Listen. Your attention to detail is important. It is your best defense against bad work. But also pay attention to experienced people and best practices. Also, I think you're attentive enough that it's time to start shopping at real electrical supply houses, so you can talk to clerks who actually know stuff. You're beyond Home Depot stockboys at this point.
Also, buy the wire last
Polaris connectors are correct for #4 or larger wire, unless you really, really know how to do a pro job of dual-layer taping, and want to spend 10 minutes per splice doing that. Get Polaris connectors whose *maximum* size is your larger size, that way the large wire fits snug.
If your wire is #6 or smaller, I just discovered MAC Block connectors, and they look excellent.
And by the way, we solve the oxidation problem by using the correct anti-oxidant "goop". Oh, and this will pop your cork: The Alumiconn, MAC and Polaris connectors are made of aluminum. So yeah. All your assumptions about dissimilar metals... And this aluminum wiring rabbit hole goes a lot deeper and has a surprise ending, but I won't ruin the suspense

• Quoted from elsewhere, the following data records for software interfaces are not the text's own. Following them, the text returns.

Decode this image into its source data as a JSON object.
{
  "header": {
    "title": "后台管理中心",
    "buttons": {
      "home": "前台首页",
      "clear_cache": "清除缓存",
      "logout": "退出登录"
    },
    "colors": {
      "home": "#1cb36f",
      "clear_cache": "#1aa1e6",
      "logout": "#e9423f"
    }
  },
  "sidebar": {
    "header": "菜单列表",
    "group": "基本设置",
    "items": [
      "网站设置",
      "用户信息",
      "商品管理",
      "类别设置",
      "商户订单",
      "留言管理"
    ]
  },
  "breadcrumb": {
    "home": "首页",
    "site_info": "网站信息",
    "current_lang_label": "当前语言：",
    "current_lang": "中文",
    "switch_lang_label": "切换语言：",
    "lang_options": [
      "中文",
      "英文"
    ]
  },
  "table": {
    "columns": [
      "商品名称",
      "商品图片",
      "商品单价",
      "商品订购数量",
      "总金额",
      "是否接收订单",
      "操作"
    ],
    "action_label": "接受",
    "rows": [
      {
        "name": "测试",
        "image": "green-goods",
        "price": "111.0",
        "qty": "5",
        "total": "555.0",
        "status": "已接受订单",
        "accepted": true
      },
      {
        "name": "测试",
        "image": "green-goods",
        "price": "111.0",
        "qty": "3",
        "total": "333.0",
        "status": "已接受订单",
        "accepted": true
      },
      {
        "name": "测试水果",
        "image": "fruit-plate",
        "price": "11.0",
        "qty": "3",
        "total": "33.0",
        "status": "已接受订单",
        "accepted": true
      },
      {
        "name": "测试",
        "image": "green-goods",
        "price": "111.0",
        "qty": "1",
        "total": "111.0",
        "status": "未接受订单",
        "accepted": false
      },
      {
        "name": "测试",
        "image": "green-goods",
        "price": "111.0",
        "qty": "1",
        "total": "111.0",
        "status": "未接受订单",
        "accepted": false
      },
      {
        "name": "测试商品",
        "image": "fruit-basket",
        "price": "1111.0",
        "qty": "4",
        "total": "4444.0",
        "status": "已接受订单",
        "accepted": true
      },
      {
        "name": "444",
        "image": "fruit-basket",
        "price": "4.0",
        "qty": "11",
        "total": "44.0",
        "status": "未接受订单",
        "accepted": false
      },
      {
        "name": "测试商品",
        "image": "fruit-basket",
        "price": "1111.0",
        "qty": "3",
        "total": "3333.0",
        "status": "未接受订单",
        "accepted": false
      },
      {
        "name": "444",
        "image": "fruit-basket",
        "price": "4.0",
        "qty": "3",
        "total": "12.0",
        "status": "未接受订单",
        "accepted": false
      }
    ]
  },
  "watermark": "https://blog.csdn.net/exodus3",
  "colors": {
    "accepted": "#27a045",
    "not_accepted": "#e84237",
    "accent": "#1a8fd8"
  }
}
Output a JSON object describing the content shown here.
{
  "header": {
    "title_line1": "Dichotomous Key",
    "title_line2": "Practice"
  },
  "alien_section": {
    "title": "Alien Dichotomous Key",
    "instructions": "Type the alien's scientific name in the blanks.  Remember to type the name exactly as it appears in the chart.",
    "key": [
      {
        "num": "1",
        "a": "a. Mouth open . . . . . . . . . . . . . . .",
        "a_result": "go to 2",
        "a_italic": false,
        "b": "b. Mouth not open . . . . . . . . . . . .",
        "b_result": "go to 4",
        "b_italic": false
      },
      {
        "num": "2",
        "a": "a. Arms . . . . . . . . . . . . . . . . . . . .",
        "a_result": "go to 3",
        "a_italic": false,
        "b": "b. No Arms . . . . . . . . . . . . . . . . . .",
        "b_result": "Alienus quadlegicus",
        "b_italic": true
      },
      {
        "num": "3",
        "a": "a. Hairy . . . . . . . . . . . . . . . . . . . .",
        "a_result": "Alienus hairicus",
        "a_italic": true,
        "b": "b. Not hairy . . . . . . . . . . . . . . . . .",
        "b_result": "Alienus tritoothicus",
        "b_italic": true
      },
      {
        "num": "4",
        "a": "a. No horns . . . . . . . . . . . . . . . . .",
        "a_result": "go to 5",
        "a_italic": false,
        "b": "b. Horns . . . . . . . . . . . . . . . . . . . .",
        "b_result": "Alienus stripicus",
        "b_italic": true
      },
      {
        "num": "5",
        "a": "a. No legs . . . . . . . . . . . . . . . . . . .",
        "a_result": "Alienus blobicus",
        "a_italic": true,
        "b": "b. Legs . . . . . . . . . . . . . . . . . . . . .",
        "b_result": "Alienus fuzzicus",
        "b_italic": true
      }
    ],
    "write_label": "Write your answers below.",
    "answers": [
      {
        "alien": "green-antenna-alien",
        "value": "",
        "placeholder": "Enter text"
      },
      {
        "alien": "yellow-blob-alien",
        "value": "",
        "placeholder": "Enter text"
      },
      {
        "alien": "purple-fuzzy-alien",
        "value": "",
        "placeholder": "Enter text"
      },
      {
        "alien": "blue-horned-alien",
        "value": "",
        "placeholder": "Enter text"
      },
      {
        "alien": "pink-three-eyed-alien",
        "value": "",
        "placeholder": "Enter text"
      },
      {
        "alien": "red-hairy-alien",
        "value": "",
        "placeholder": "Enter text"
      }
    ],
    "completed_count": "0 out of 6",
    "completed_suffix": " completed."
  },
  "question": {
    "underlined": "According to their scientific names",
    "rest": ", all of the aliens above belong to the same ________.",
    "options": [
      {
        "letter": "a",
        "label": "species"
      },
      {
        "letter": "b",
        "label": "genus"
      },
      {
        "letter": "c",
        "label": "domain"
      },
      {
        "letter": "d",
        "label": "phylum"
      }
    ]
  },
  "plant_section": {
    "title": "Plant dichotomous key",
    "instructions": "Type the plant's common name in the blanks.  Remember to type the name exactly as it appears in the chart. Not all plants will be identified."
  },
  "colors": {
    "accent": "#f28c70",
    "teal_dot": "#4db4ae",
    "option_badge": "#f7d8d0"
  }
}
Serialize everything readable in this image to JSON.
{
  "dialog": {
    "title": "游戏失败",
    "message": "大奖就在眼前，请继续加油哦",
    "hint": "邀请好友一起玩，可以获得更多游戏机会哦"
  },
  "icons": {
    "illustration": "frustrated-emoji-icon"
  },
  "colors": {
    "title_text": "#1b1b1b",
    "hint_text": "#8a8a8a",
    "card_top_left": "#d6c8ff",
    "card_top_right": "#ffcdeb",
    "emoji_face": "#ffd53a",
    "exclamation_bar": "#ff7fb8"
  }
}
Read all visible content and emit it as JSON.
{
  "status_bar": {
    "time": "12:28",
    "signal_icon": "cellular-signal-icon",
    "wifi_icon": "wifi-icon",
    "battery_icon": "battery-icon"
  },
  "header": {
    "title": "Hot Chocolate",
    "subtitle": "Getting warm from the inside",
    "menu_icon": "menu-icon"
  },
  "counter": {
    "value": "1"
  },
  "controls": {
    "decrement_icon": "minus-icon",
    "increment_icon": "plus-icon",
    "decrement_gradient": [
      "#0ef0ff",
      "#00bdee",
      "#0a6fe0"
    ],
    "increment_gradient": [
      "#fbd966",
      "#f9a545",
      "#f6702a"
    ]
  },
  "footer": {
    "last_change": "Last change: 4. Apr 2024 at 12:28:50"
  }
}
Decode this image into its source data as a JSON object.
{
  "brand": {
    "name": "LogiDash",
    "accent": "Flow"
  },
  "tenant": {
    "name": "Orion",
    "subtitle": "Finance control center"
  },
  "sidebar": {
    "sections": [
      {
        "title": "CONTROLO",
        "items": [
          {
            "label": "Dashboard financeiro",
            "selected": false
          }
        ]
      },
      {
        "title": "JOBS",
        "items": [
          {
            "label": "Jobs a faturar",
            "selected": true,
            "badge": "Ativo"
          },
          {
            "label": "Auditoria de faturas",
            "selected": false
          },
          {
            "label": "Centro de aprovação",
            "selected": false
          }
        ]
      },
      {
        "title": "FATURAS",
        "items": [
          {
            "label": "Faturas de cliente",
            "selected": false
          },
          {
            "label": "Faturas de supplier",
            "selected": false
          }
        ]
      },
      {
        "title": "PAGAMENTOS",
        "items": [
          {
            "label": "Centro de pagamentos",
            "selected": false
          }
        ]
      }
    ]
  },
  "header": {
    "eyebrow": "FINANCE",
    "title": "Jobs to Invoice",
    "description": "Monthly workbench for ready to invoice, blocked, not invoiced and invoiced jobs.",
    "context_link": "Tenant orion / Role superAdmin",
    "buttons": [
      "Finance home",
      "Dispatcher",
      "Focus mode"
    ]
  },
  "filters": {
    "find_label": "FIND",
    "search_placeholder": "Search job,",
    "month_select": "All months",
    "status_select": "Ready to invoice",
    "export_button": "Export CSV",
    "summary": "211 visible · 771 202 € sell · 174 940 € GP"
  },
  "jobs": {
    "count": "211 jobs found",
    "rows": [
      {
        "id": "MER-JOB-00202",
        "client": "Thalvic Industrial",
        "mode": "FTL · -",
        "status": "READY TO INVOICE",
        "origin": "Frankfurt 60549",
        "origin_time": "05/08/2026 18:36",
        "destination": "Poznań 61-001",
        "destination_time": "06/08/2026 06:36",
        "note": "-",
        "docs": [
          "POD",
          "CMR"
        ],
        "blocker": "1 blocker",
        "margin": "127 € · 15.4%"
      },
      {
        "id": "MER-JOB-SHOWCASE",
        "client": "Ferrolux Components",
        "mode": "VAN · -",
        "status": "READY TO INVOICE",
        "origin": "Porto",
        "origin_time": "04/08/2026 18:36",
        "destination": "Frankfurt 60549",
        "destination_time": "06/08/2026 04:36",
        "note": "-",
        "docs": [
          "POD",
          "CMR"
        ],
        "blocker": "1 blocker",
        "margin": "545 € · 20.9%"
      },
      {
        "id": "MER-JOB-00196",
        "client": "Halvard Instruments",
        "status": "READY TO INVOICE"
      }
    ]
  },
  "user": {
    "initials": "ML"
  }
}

So, just as jbfan points out, you have an obsolete range/oven connection (and #3 aluminum wire, what on earth were they thinking? How did they even get the wires to fit on the breaker?) You are not allowed to do anything with this obsolete connection. What you really need is a new home-run for the new appliance.
Retrofitting ground. Well, we may be able to salvage it, if the neutral wire is white. If it's bare, the cable was the wrong stuff *from day one* and cannot serve anything but a 240V-*only* range (i.e. one that takes H-H-G and does not want H-H-N-G). If it's a mesh wrapped around the other conductors, that's legal to use as a neutral, but it's risky to retrofit ground to, because you must prevent contact with bare mesh neutral and ground.
Since the circuit is #3 aluminum you must use a #8 copper ground wire (when you bump the conductors you must bump the ground). It must make a homerun either back to the panel, back to the Grounding Electrode System (the copper wires going to ground rods or water pipe), or to the nearest steel electrical conduit that is continuous back to the panel.
However, the electrical inspector won't approve doing a retrofit ground and then immediately extending to a new location. They'll expect you to home-run to the new location from the start with appropriate cable. You could retrofit ground *and then 24 hours later* extend to the new location, but the inspector might not buy it.